[What you are asked to do]
With the exception of the pictures, write out the data below precisely.

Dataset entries
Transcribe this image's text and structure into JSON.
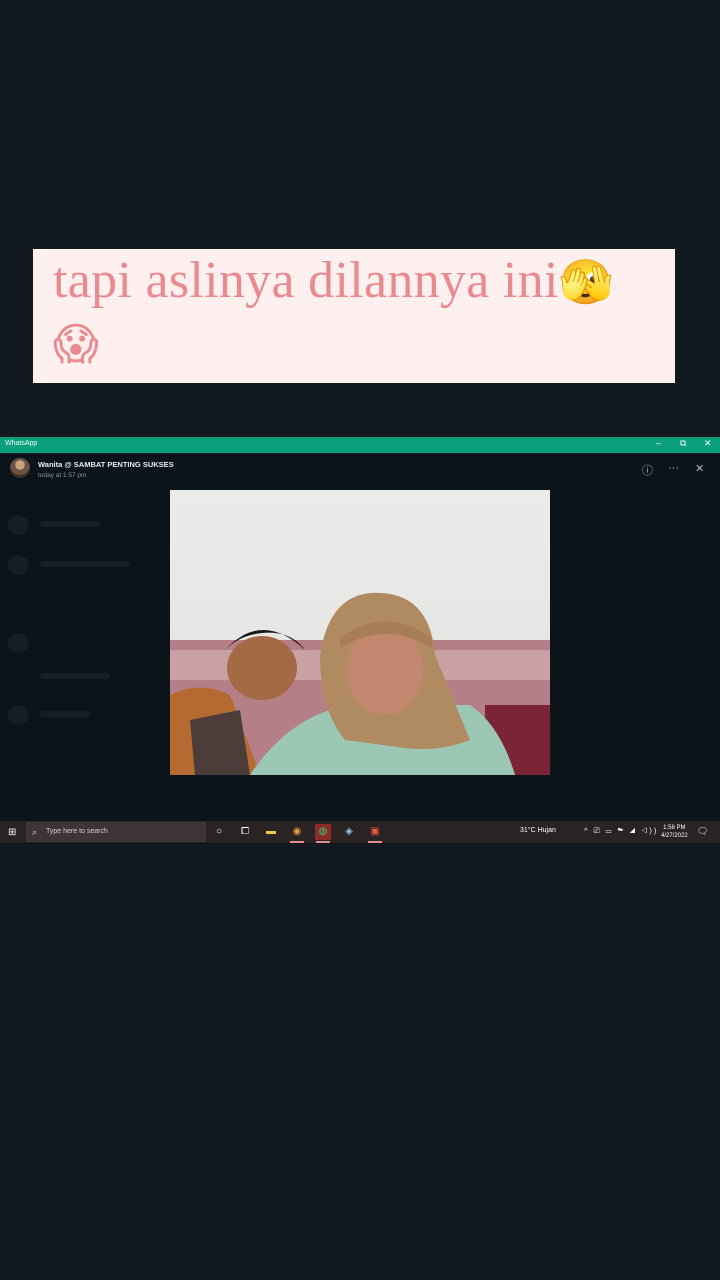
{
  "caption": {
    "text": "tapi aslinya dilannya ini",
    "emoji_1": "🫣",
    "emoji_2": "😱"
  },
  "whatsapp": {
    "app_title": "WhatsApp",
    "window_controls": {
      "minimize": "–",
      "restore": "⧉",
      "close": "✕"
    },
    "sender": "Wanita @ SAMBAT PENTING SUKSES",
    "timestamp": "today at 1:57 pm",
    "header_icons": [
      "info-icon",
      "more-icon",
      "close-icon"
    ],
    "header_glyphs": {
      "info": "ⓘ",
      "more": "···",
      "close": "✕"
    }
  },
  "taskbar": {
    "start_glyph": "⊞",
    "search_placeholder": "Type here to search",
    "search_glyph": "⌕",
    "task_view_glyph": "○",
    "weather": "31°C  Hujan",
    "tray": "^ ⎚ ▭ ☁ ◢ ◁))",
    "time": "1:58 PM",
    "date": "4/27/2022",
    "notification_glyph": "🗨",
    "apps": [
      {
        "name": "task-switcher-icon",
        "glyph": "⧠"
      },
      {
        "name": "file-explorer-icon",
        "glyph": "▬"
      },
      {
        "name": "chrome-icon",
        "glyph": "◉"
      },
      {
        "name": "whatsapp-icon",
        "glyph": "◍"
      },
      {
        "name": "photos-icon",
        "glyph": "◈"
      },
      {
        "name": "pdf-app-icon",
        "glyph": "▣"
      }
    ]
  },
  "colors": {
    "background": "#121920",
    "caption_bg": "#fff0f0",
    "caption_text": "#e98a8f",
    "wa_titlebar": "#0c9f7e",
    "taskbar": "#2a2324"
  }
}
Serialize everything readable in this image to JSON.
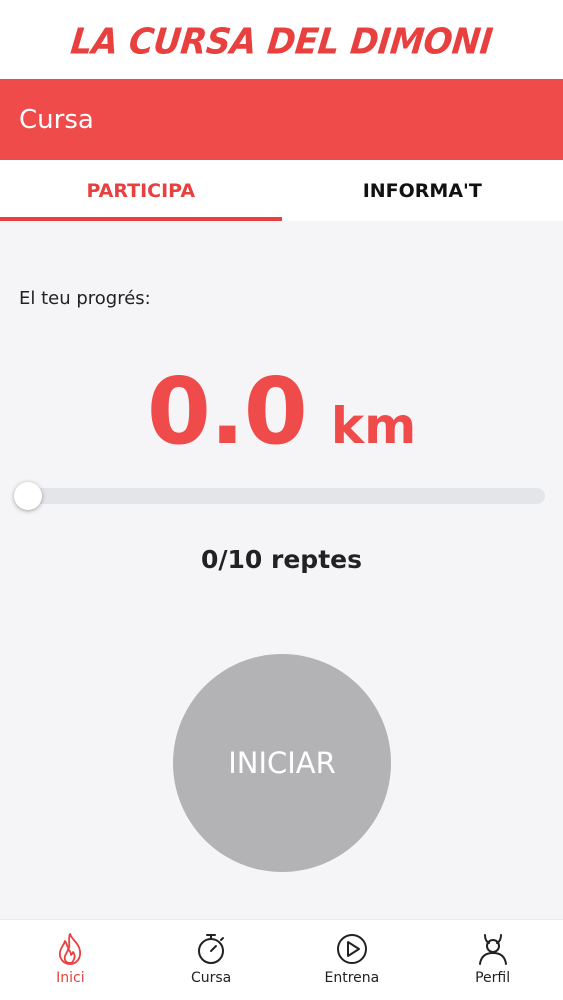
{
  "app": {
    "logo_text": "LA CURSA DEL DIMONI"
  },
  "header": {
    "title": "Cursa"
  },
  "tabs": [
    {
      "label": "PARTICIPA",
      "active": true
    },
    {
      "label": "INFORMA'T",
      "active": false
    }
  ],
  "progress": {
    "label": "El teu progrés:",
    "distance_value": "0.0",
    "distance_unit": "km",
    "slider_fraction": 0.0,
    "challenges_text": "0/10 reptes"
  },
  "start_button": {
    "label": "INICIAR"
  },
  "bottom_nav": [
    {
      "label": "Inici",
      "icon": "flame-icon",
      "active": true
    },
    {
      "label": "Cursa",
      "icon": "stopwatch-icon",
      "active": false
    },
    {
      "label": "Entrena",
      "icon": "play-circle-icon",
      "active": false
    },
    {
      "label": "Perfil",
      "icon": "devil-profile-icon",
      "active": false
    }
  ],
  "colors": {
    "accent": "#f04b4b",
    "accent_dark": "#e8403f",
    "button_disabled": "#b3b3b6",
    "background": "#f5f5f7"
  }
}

[Answer section]
Transcribe this image's text and structure into JSON.
{
  "caption": {
    "text": "tapi aslinya dilannya ini",
    "emoji_1": "🫣",
    "emoji_2": "😱"
  },
  "whatsapp": {
    "app_title": "WhatsApp",
    "window_controls": {
      "minimize": "–",
      "restore": "⧉",
      "close": "✕"
    },
    "sender": "Wanita @ SAMBAT PENTING SUKSES",
    "timestamp": "today at 1:57 pm",
    "header_icons": [
      "info-icon",
      "more-icon",
      "close-icon"
    ],
    "header_glyphs": {
      "info": "ⓘ",
      "more": "···",
      "close": "✕"
    }
  },
  "taskbar": {
    "start_glyph": "⊞",
    "search_placeholder": "Type here to search",
    "search_glyph": "⌕",
    "task_view_glyph": "○",
    "weather": "31°C  Hujan",
    "tray": "^ ⎚ ▭ ☁ ◢ ◁))",
    "time": "1:58 PM",
    "date": "4/27/2022",
    "notification_glyph": "🗨",
    "apps": [
      {
        "name": "task-switcher-icon",
        "glyph": "⧠"
      },
      {
        "name": "file-explorer-icon",
        "glyph": "▬"
      },
      {
        "name": "chrome-icon",
        "glyph": "◉"
      },
      {
        "name": "whatsapp-icon",
        "glyph": "◍"
      },
      {
        "name": "photos-icon",
        "glyph": "◈"
      },
      {
        "name": "pdf-app-icon",
        "glyph": "▣"
      }
    ]
  },
  "colors": {
    "background": "#121920",
    "caption_bg": "#fff0f0",
    "caption_text": "#e98a8f",
    "wa_titlebar": "#0c9f7e",
    "taskbar": "#2a2324"
  }
}
Serialize everything readable in this image to JSON.
{
  "app": {
    "logo_text": "LA CURSA DEL DIMONI"
  },
  "header": {
    "title": "Cursa"
  },
  "tabs": [
    {
      "label": "PARTICIPA",
      "active": true
    },
    {
      "label": "INFORMA'T",
      "active": false
    }
  ],
  "progress": {
    "label": "El teu progrés:",
    "distance_value": "0.0",
    "distance_unit": "km",
    "slider_fraction": 0.0,
    "challenges_text": "0/10 reptes"
  },
  "start_button": {
    "label": "INICIAR"
  },
  "bottom_nav": [
    {
      "label": "Inici",
      "icon": "flame-icon",
      "active": true
    },
    {
      "label": "Cursa",
      "icon": "stopwatch-icon",
      "active": false
    },
    {
      "label": "Entrena",
      "icon": "play-circle-icon",
      "active": false
    },
    {
      "label": "Perfil",
      "icon": "devil-profile-icon",
      "active": false
    }
  ],
  "colors": {
    "accent": "#f04b4b",
    "accent_dark": "#e8403f",
    "button_disabled": "#b3b3b6",
    "background": "#f5f5f7"
  }
}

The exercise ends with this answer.